Newton said he and Goldberg hope to show "Remaindered" and "Murder in Kentucky," a short movie filmed during the 2009 International Mystery Writers Festival, in October at the RiverPark Center. A round-table discussion about filmmaking and what filmmakers learned from the two movies would then be held, Newton said.

Roxi Witt, general manager of the RiverPark Center, wrote in an e-mail that RiverPark staff members need to discuss the possible showings with its board of directors at this month's meeting."

Attention K-Mart Shoppers


In REMAINDERED, the short film I will be directing in September in Kentucky, the central character is a once-successful writer now on a self-funded book tour through rural America, signing at K-Marts and stores like it. The story unfolds at two discount stores and a house. We've locked down the house location, but we are still looking for a discount store to shoot in (and that would double as two different stores). It hasn't been easy. We're only four weeks from filming and a couple of possibilities have emerged… but the uncertainty is driving me nuts.
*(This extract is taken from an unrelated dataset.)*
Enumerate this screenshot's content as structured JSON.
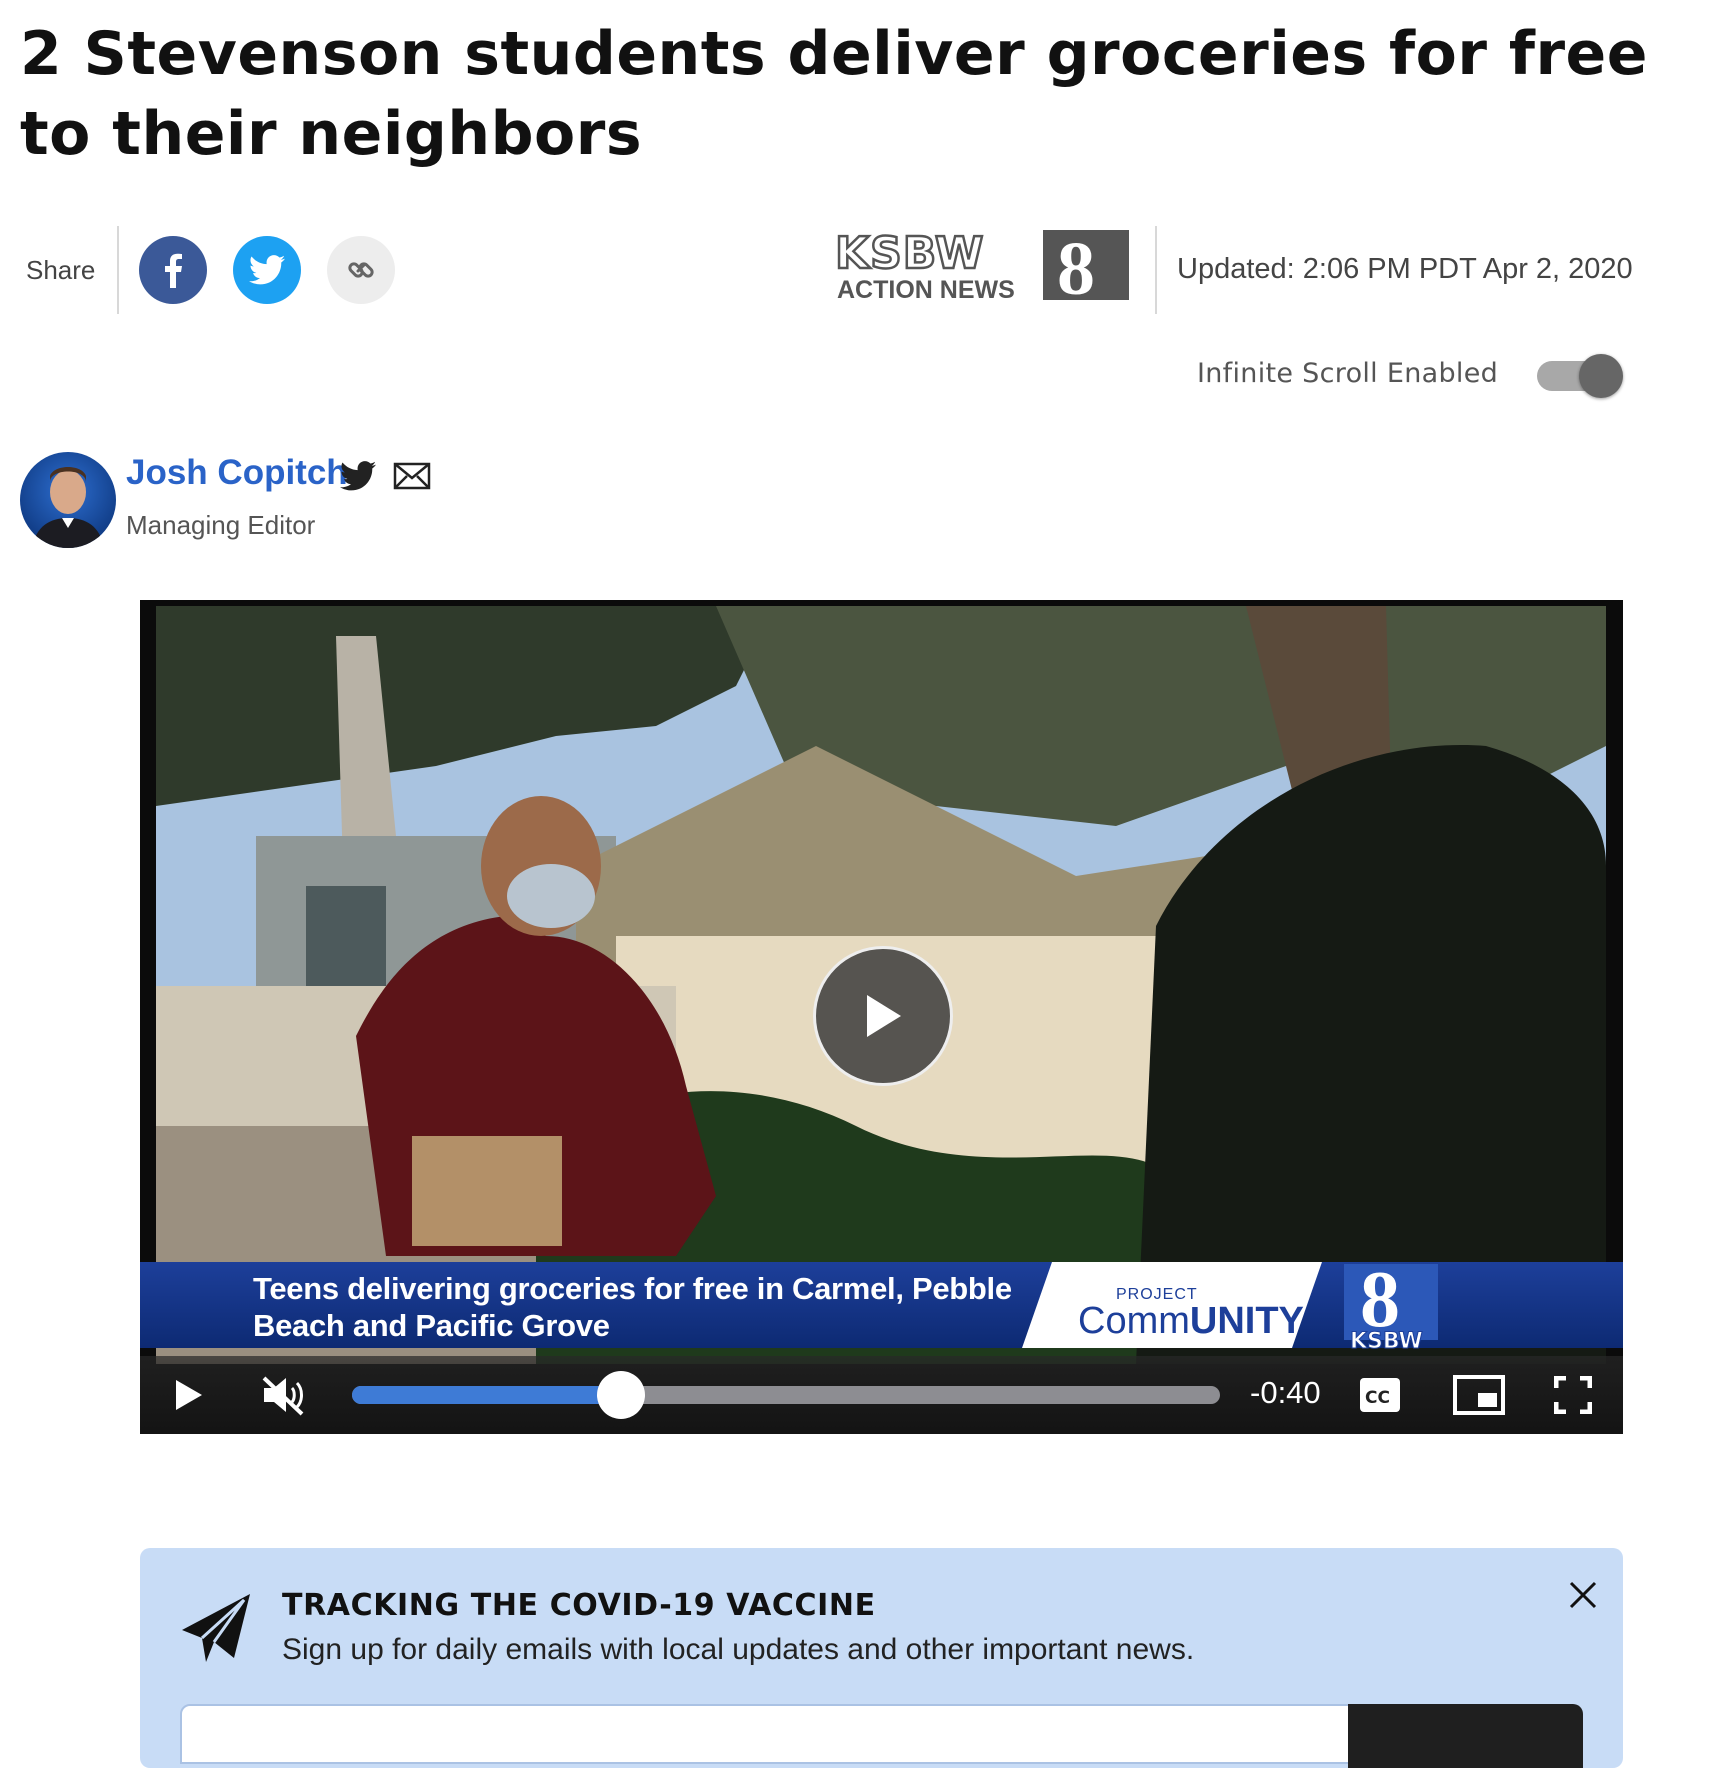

I suspect whatever location we end up at will require some adjustments to the script and some cheating. For example, one possible location is an office equipment store…which makes no sense at all story-wise. But if I use an establishing shot of a discount store, and then shoot tight in one corner, and have a bunch of people pushing shopping carts filled with groceries, garden items, etc. past where my protagonist is signing books, I might be able to sell the notion that we are in a K-Mart or Save-A-Lot…and not in an office equipment place.

But I sure hope it doesn't come to that…
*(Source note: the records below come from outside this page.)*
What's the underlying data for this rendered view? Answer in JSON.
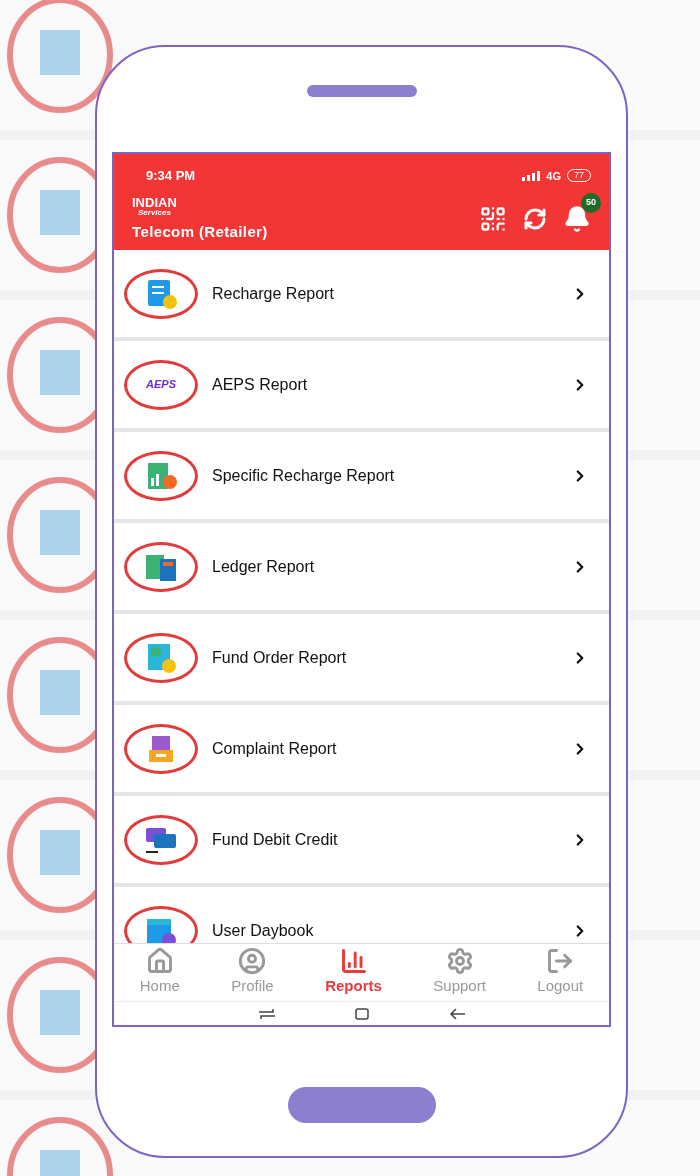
{
  "status_bar": {
    "time": "9:34 PM",
    "network": "4G",
    "battery": "77"
  },
  "app_bar": {
    "logo_top": "INDIAN",
    "logo_bottom": "Services",
    "title": "Telecom (Retailer)",
    "notification_count": "50"
  },
  "reports": [
    {
      "label": "Recharge Report"
    },
    {
      "label": "AEPS Report",
      "logo_text": "AEPS"
    },
    {
      "label": "Specific Recharge Report"
    },
    {
      "label": "Ledger Report"
    },
    {
      "label": "Fund Order Report"
    },
    {
      "label": "Complaint Report"
    },
    {
      "label": "Fund Debit Credit"
    },
    {
      "label": "User Daybook"
    }
  ],
  "bottom_nav": [
    {
      "label": "Home",
      "selected": false
    },
    {
      "label": "Profile",
      "selected": false
    },
    {
      "label": "Reports",
      "selected": true
    },
    {
      "label": "Support",
      "selected": false
    },
    {
      "label": "Logout",
      "selected": false
    }
  ]
}
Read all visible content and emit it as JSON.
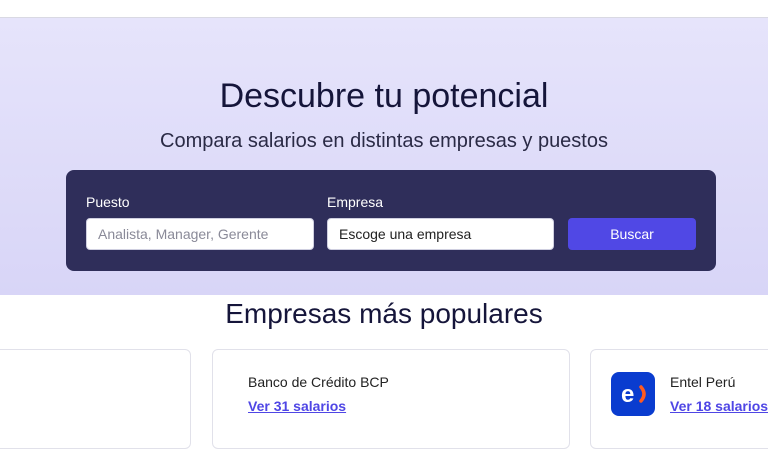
{
  "hero": {
    "title": "Descubre tu potencial",
    "subtitle": "Compara salarios en distintas empresas y puestos"
  },
  "search": {
    "puesto_label": "Puesto",
    "puesto_placeholder": "Analista, Manager, Gerente",
    "empresa_label": "Empresa",
    "empresa_value": "Escoge una empresa",
    "button_label": "Buscar"
  },
  "popular": {
    "title": "Empresas más populares",
    "cards": [
      {
        "name": "",
        "link": ""
      },
      {
        "name": "Banco de Crédito BCP",
        "link": "Ver 31 salarios"
      },
      {
        "name": "Entel Perú",
        "link": "Ver 18 salarios",
        "logo_icon": "entel-logo-icon"
      }
    ]
  },
  "colors": {
    "hero_bg": "#e2e0fa",
    "search_card_bg": "#2f2e5a",
    "primary_button": "#5048e5",
    "link": "#4f46e5",
    "entel_blue": "#0a3ccf",
    "entel_accent": "#ff5a1f"
  }
}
What to Wear…or Not

I’ve spent a lot of time tonight trading emails and photos back-and-forth with our two leads — Eric Altheide and Sebrina Siegel — discussing their wardrobe for the film.

Wardrobe is not my strong suit (no pun intended. Okay, maybe intended a little). And it can be awkward discussing what I’d like the actors to wear… or not wear…and what I’d like to see…and not see…in seduction and love scenes. It’s not so hard this time, since we aren’t going to actually see anybody making love, but it’s still a delicate topic, even when the nudity is more implied than seen. So tonight I talked about different kinds of briefs with Eric and the choices in bras, nighties, and the like with Sebrina. It was fine…and they immediately understood what I was going for.
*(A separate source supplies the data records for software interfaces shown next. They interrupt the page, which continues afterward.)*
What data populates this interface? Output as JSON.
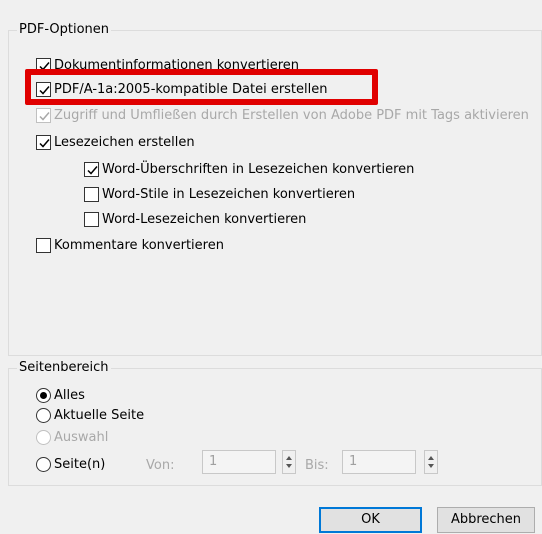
{
  "pdf_options": {
    "title": "PDF-Optionen",
    "items": [
      {
        "label": "Dokumentinformationen konvertieren",
        "checked": true,
        "enabled": true
      },
      {
        "label": "PDF/A-1a:2005-kompatible Datei erstellen",
        "checked": true,
        "enabled": true
      },
      {
        "label": "Zugriff und Umfließen durch Erstellen von Adobe PDF mit Tags aktivieren",
        "checked": true,
        "enabled": false
      },
      {
        "label": "Lesezeichen erstellen",
        "checked": true,
        "enabled": true
      },
      {
        "label": "Word-Überschriften in Lesezeichen konvertieren",
        "checked": true,
        "enabled": true
      },
      {
        "label": "Word-Stile in Lesezeichen konvertieren",
        "checked": false,
        "enabled": true
      },
      {
        "label": "Word-Lesezeichen konvertieren",
        "checked": false,
        "enabled": true
      },
      {
        "label": "Kommentare konvertieren",
        "checked": false,
        "enabled": true
      }
    ]
  },
  "page_range": {
    "title": "Seitenbereich",
    "options": [
      {
        "label": "Alles",
        "selected": true,
        "enabled": true
      },
      {
        "label": "Aktuelle Seite",
        "selected": false,
        "enabled": true
      },
      {
        "label": "Auswahl",
        "selected": false,
        "enabled": false
      },
      {
        "label": "Seite(n)",
        "selected": false,
        "enabled": true
      }
    ],
    "from_label": "Von:",
    "from_value": "1",
    "to_label": "Bis:",
    "to_value": "1"
  },
  "buttons": {
    "ok": "OK",
    "cancel": "Abbrechen"
  },
  "colors": {
    "highlight": "#e00000",
    "default_button_border": "#0078d7"
  }
}
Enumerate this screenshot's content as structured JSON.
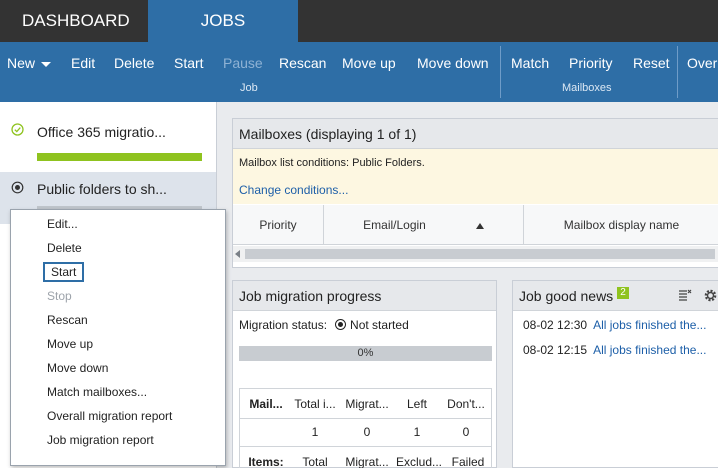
{
  "top_tabs": {
    "dashboard": "DASHBOARD",
    "jobs": "JOBS"
  },
  "ribbon": {
    "new": "New",
    "edit": "Edit",
    "delete": "Delete",
    "start": "Start",
    "pause": "Pause",
    "rescan": "Rescan",
    "move_up": "Move up",
    "move_down": "Move down",
    "job_group": "Job",
    "match": "Match",
    "priority": "Priority",
    "reset": "Reset",
    "overflow": "Over",
    "mailboxes_group": "Mailboxes"
  },
  "jobs": [
    {
      "name": "Office 365 migratio...",
      "status_icon": "check-circle-icon",
      "progress": 1.0,
      "color": "#8fc31f"
    },
    {
      "name": "Public folders to sh...",
      "status_icon": "radio-dot-icon"
    }
  ],
  "context_menu": {
    "edit": "Edit...",
    "delete": "Delete",
    "start": "Start",
    "stop": "Stop",
    "rescan": "Rescan",
    "move_up": "Move up",
    "move_down": "Move down",
    "match_mailboxes": "Match mailboxes...",
    "overall_report": "Overall migration report",
    "job_report": "Job migration report"
  },
  "mailboxes": {
    "title": "Mailboxes (displaying 1 of 1)",
    "conditions": "Mailbox list conditions: Public Folders.",
    "change_link": "Change conditions...",
    "columns": [
      "Priority",
      "Email/Login",
      "Mailbox display name"
    ]
  },
  "progress": {
    "title": "Job migration progress",
    "status_label": "Migration status:",
    "status_value": "Not started",
    "percent": "0%",
    "headers": [
      "Mail...",
      "Total i...",
      "Migrat...",
      "Left",
      "Don't..."
    ],
    "values": [
      "1",
      "0",
      "1",
      "0"
    ],
    "item_row": [
      "Items:",
      "Total",
      "Migrat...",
      "Exclud...",
      "Failed"
    ]
  },
  "good_news": {
    "title": "Job good news",
    "count": "2",
    "entries": [
      {
        "time": "08-02 12:30",
        "message": "All jobs finished the..."
      },
      {
        "time": "08-02 12:15",
        "message": "All jobs finished the..."
      }
    ]
  },
  "colors": {
    "accent": "#2e6ea6",
    "topbar": "#333333",
    "success": "#8fc31f",
    "link": "#1d5fa8"
  }
}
It was more awkward for me when I exec-produced FAST TRACK, a TV movie/pilot I also wrote, and that we shot in Berlin a couple of years ago. In that film, we had two sex scenes…and a key dramatic moment centered on a guy catching his lover as she’s having an orgasm with another man. Discussing what we would see, what we wouldn’t see, and how the seduction and those scenes would be staged, was something new for me. And, to be honest, I worried about how I’d be able to discuss it with the actors.

But I knew exactly what I wanted, and what I needed, in order for the scenes to work dramatically and visually.  And I figured that all I really had to do was convey that vision to the actors, and then the actual details (what to wear or not to wear, what to touch or not to touch, etc.) wouldn’t be so hard to discuss, because they would understood what I was going for, too. And that’s how it went. They trusted me… and I trusted them…and it turned out very well.

I can already tell that the same is going to be true for REMAINDERED.  


Remaindered Cast

We've cast my short film REMAINDERED, which I wrote and will be directing in Owensboro, Kentucky in early September, thanks to Zev Buffman, Roxi Witt and all the other terrific folks at the RiverPark Performing Arts Center

Eric Altheide is Kevin Dangler, a once-bestselling author trying to get back to the top… 

Resized Bill Spangler shot 3
Sebrina Siegel is Megan, his adoring fan (perhaps too adoring)

Todd Reynolds
And Todd Reynolds is Detective Bud Flanek, Owensboro's answer to Columbo (as he also was in my buddy David Breckman's film MURDER IN KENTUCKY). Robert Denton and Lisa Baldwin play supporting roles. I can't wait to start working with these terrific actors, who were found thanks to the tireless efforts of our casting director Lori Rosas and our producer Rodney Newton.

I'll be keeping you updated on the production of the movie here and on the Remaindered Production Blog...and the Remaindered Facebook group